• **Your assignment**
Your answer should be one number: the count of lines in these entries that hold the word "zoom".
--------------------
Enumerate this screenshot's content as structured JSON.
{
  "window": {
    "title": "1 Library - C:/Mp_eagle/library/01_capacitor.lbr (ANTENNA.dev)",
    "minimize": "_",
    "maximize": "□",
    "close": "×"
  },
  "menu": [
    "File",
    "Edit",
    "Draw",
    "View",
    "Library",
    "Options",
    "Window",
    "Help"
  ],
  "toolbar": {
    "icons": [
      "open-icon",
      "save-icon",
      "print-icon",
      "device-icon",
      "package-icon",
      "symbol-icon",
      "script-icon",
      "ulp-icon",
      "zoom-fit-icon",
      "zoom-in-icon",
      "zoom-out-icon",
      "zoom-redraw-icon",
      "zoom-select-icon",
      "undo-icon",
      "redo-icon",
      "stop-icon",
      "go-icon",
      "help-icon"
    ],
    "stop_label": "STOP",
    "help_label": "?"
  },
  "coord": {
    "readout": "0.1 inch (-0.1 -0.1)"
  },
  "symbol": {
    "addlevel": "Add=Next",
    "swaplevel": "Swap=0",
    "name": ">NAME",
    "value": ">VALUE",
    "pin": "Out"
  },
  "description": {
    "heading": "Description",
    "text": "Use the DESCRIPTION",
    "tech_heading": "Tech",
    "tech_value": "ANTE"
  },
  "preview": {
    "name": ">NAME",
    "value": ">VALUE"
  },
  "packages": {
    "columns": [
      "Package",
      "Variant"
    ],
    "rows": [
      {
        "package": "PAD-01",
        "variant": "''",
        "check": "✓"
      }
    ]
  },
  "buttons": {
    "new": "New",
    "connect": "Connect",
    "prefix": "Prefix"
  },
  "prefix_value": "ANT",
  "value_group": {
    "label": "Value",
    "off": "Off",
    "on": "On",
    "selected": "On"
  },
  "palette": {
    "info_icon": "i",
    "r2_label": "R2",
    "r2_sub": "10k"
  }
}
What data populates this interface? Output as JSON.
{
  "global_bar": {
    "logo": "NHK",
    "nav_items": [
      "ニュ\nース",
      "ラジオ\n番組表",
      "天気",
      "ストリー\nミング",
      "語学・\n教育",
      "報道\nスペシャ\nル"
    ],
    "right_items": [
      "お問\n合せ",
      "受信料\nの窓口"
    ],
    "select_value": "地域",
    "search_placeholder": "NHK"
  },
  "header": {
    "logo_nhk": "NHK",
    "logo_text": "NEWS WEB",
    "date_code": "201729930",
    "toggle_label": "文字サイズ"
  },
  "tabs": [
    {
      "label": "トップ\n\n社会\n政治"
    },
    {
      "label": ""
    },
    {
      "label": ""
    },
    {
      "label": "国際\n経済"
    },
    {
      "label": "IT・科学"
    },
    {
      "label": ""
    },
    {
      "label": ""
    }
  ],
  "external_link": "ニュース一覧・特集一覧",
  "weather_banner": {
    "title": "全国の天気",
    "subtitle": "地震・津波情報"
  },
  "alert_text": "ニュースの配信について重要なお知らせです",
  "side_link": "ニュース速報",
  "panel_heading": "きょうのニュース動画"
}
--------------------
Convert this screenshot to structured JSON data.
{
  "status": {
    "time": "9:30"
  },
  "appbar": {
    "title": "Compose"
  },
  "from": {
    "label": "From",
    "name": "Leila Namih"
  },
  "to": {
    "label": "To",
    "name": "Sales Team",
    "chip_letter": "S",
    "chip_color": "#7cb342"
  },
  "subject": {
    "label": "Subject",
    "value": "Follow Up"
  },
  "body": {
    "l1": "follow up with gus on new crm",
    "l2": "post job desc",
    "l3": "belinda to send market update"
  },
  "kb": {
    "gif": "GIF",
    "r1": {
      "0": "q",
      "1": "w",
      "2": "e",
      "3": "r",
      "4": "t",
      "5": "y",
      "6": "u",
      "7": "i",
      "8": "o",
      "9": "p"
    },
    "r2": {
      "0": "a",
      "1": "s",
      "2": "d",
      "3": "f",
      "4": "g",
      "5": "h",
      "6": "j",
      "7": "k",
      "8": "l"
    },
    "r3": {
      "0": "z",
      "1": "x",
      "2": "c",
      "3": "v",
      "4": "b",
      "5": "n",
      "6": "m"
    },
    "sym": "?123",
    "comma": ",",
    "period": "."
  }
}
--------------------
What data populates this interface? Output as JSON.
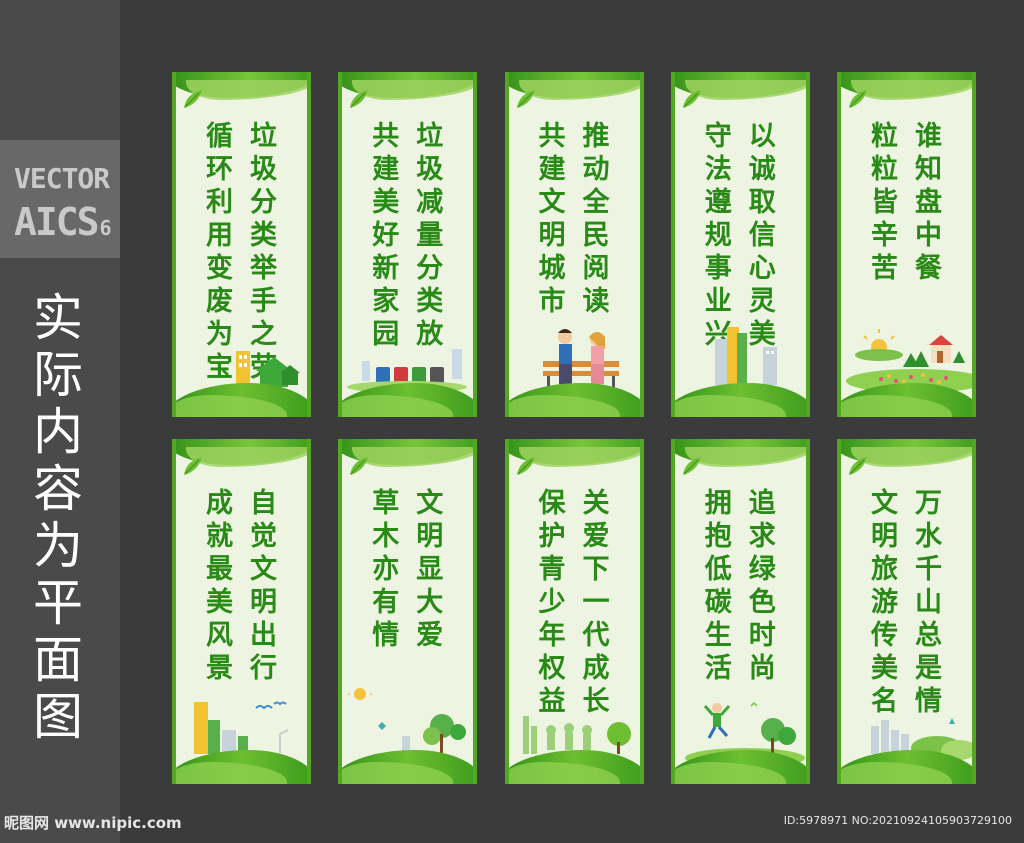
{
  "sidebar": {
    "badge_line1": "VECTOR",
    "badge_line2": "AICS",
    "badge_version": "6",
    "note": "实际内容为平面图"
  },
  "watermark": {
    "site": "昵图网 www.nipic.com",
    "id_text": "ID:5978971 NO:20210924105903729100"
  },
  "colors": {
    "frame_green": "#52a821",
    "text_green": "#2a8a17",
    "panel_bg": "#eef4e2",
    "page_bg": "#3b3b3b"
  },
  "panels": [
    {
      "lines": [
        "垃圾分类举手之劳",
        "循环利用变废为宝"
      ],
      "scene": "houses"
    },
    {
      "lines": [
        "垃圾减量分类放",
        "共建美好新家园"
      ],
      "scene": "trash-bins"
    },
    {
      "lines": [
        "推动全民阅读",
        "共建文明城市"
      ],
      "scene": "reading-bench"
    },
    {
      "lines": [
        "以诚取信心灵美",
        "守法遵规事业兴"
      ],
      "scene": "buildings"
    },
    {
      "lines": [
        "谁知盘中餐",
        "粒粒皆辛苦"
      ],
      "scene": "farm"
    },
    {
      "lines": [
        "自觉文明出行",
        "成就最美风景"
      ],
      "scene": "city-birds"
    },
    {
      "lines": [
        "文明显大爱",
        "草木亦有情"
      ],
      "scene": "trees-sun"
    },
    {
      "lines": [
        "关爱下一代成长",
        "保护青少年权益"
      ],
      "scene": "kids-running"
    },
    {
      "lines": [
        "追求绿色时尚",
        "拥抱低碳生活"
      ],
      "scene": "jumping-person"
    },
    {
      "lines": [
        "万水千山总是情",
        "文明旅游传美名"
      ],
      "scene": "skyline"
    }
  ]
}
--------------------
• **Written solution**
5